Interface dataset entries
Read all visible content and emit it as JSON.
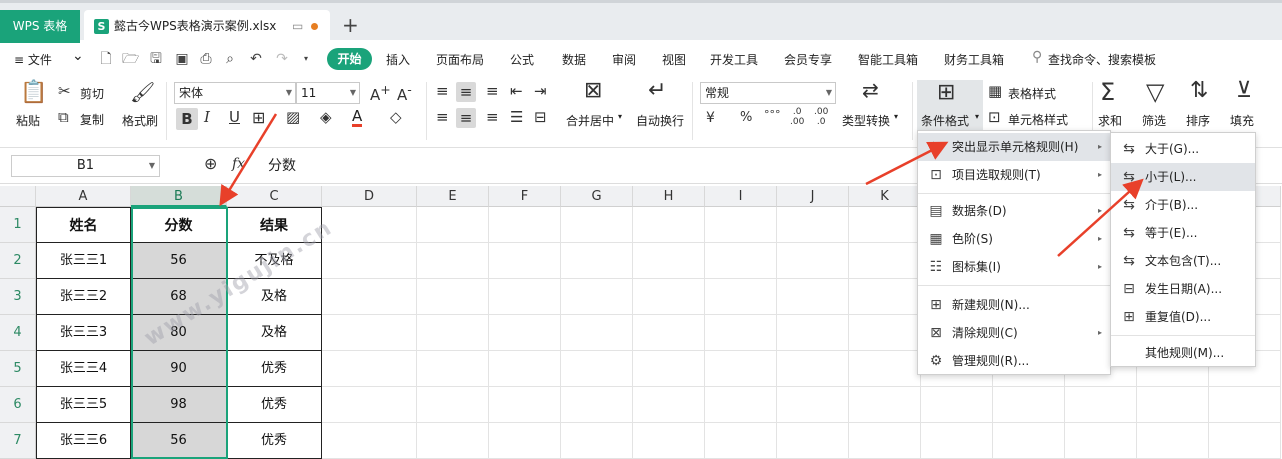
{
  "titlebar": {
    "app_tab": "WPS 表格",
    "file_tab": "懿古今WPS表格演示案例.xlsx",
    "file_icon_letter": "S",
    "new_tab": "+"
  },
  "menubar": {
    "file_menu": "≡ 文件",
    "file_chevron": "⌄",
    "tabs": [
      "开始",
      "插入",
      "页面布局",
      "公式",
      "数据",
      "审阅",
      "视图",
      "开发工具",
      "会员专享",
      "智能工具箱",
      "财务工具箱"
    ],
    "search": "查找命令、搜索模板"
  },
  "ribbon": {
    "paste": "粘贴",
    "cut": "剪切",
    "copy": "复制",
    "format_painter": "格式刷",
    "font_name": "宋体",
    "font_size": "11",
    "merge_center": "合并居中",
    "wrap_text": "自动换行",
    "number_format": "常规",
    "type_convert": "类型转换",
    "cond_format": "条件格式",
    "table_style": "表格样式",
    "cell_style": "单元格样式",
    "sum": "求和",
    "filter": "筛选",
    "sort": "排序",
    "fill": "填充",
    "currency_symbol": "¥",
    "percent_symbol": "%"
  },
  "formulabar": {
    "name_box": "B1",
    "fx": "fx",
    "formula": "分数"
  },
  "sheet": {
    "columns": [
      "A",
      "B",
      "C",
      "D",
      "E",
      "F",
      "G",
      "H",
      "I",
      "J",
      "K"
    ],
    "selected_column": "B",
    "rows": [
      "1",
      "2",
      "3",
      "4",
      "5",
      "6",
      "7"
    ],
    "header": [
      "姓名",
      "分数",
      "结果"
    ],
    "data": [
      [
        "张三三1",
        "56",
        "不及格"
      ],
      [
        "张三三2",
        "68",
        "及格"
      ],
      [
        "张三三3",
        "80",
        "及格"
      ],
      [
        "张三三4",
        "90",
        "优秀"
      ],
      [
        "张三三5",
        "98",
        "优秀"
      ],
      [
        "张三三6",
        "56",
        "优秀"
      ]
    ]
  },
  "cond_menu": {
    "items": [
      {
        "label": "突出显示单元格规则(H)",
        "icon": "highlight-rules-icon",
        "has_sub": true
      },
      {
        "label": "项目选取规则(T)",
        "icon": "top-bottom-rules-icon",
        "has_sub": true
      },
      {
        "label": "数据条(D)",
        "icon": "data-bars-icon",
        "has_sub": true
      },
      {
        "label": "色阶(S)",
        "icon": "color-scales-icon",
        "has_sub": true
      },
      {
        "label": "图标集(I)",
        "icon": "icon-sets-icon",
        "has_sub": true
      },
      {
        "label": "新建规则(N)...",
        "icon": "new-rule-icon",
        "has_sub": false
      },
      {
        "label": "清除规则(C)",
        "icon": "clear-rules-icon",
        "has_sub": true
      },
      {
        "label": "管理规则(R)...",
        "icon": "manage-rules-icon",
        "has_sub": false
      }
    ]
  },
  "highlight_submenu": {
    "items": [
      "大于(G)...",
      "小于(L)...",
      "介于(B)...",
      "等于(E)...",
      "文本包含(T)...",
      "发生日期(A)...",
      "重复值(D)..."
    ],
    "other": "其他规则(M)..."
  },
  "watermark": "www.yigujin.cn",
  "colors": {
    "accent": "#1aa37a",
    "arrow": "#e8402a",
    "selection_fill": "#d7d7d7"
  }
}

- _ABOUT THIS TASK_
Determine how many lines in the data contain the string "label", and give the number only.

- _EXERCISE ANSWER_
8